Lyles, 27, had miserable results between the Rockies and Padres last season, compiling an aggregate 7.75 ERA with a 55/22 K/BB ratio over 69 2/3 innings. While he specifically gave up 24 earned runs in 23 innings across five starts with the Padres, it was a small sample. A full season at the pitcher-friendly Petco Park, as opposed to Colorado’s Coors Field, might help revitalize his career.

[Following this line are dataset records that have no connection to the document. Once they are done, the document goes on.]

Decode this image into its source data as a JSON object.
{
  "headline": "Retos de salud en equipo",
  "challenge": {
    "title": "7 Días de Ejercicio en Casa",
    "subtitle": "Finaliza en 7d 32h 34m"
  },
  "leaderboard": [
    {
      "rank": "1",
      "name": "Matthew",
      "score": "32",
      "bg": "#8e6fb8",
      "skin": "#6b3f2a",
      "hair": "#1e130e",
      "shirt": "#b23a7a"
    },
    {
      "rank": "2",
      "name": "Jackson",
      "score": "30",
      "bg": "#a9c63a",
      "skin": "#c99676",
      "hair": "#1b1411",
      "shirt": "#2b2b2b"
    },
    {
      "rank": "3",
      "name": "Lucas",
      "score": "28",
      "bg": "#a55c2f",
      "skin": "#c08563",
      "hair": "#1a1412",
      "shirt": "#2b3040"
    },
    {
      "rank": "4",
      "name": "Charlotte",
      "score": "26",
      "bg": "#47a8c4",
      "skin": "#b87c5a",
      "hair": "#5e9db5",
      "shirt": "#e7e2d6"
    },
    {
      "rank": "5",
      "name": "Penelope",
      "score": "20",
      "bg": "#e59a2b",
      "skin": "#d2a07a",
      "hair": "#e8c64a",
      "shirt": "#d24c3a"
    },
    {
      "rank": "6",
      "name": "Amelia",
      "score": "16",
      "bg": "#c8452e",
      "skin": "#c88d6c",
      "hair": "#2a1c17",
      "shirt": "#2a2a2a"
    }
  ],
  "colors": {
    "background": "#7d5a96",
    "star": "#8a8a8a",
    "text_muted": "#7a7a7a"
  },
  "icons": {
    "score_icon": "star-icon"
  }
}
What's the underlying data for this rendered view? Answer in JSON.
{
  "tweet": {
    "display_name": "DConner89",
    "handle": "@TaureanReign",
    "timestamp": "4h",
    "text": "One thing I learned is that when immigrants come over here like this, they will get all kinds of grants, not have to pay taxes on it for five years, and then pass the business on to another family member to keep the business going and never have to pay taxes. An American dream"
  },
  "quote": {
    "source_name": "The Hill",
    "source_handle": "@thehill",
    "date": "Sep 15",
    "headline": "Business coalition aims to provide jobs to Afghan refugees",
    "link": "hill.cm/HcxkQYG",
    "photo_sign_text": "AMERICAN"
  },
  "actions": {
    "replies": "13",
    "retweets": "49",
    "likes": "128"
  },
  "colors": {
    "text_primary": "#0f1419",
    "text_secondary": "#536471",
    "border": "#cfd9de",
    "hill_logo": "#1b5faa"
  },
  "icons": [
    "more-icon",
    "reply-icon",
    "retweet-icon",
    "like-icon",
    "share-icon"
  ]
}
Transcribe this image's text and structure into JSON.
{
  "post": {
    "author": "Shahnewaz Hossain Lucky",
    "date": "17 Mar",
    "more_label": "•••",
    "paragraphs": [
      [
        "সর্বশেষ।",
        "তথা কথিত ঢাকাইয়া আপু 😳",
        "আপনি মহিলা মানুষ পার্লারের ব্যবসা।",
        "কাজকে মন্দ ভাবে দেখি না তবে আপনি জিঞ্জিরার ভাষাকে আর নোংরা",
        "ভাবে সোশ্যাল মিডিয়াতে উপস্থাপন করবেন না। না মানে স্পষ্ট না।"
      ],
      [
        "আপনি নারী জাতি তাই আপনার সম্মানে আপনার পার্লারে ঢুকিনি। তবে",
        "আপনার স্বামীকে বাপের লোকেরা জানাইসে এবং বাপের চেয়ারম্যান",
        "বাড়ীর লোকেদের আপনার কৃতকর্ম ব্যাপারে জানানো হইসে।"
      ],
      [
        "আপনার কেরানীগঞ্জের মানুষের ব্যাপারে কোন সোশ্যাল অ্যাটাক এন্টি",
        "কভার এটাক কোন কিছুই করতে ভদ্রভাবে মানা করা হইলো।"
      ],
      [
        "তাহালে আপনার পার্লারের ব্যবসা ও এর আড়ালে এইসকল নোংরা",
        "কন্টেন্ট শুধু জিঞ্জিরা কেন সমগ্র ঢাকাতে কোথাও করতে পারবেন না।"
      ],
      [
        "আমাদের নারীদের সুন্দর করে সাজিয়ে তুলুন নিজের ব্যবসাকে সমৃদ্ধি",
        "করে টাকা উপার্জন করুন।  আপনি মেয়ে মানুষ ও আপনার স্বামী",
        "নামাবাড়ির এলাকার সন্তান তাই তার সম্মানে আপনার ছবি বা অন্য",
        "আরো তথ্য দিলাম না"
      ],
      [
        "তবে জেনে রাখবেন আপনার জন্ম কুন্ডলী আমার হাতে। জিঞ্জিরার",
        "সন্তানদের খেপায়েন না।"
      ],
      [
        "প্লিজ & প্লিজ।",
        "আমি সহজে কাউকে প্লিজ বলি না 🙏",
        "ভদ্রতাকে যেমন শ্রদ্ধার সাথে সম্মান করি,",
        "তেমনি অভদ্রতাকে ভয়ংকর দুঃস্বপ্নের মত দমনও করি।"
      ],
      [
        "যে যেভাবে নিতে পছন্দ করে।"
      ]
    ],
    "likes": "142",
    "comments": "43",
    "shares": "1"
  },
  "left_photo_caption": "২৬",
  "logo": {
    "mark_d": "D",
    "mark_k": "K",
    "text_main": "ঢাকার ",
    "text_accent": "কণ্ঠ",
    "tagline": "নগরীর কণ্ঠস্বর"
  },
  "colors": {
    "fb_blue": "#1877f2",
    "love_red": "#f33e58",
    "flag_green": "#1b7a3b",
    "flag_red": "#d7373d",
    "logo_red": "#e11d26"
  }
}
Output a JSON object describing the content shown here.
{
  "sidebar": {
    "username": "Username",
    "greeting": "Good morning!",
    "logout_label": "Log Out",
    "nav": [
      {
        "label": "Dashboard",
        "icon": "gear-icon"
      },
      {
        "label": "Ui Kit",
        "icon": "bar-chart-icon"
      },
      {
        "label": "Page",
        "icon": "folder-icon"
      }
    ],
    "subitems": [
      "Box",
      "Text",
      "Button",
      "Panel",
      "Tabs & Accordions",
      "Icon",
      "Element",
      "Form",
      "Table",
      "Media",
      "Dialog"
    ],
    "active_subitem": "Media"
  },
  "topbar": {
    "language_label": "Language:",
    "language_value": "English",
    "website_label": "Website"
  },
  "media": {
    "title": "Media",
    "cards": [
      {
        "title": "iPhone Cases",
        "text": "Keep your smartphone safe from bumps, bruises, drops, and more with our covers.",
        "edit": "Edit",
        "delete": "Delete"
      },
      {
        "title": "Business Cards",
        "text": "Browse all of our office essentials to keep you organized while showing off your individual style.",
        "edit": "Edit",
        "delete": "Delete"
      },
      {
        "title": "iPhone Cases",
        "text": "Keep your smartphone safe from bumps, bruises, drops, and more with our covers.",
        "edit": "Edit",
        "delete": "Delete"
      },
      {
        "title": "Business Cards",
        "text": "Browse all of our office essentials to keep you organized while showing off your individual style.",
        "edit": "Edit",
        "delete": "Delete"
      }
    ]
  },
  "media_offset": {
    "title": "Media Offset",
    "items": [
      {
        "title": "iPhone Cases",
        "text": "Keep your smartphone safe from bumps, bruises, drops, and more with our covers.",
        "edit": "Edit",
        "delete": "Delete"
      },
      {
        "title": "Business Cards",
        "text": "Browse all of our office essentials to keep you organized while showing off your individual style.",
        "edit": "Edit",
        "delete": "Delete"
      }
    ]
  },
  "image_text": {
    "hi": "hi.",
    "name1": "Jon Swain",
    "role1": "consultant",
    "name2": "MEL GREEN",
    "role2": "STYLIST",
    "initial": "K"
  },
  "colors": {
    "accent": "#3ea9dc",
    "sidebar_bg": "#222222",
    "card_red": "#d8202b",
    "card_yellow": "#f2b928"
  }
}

Wood, 30, went to the Padres at the non-waiver trade deadline from the Royals this past season. Overall, the lefty posted an aggregate 6.80 ERA with a 65/45 K/BB ratio in 94 innings. He’ll earn $6.5 million this season and has an $8 million mutual option with a $1 million buyout for 2019. So, the Padres are just eating $7.5 million minus the league minimum, assuming Wood latches on elsewhere.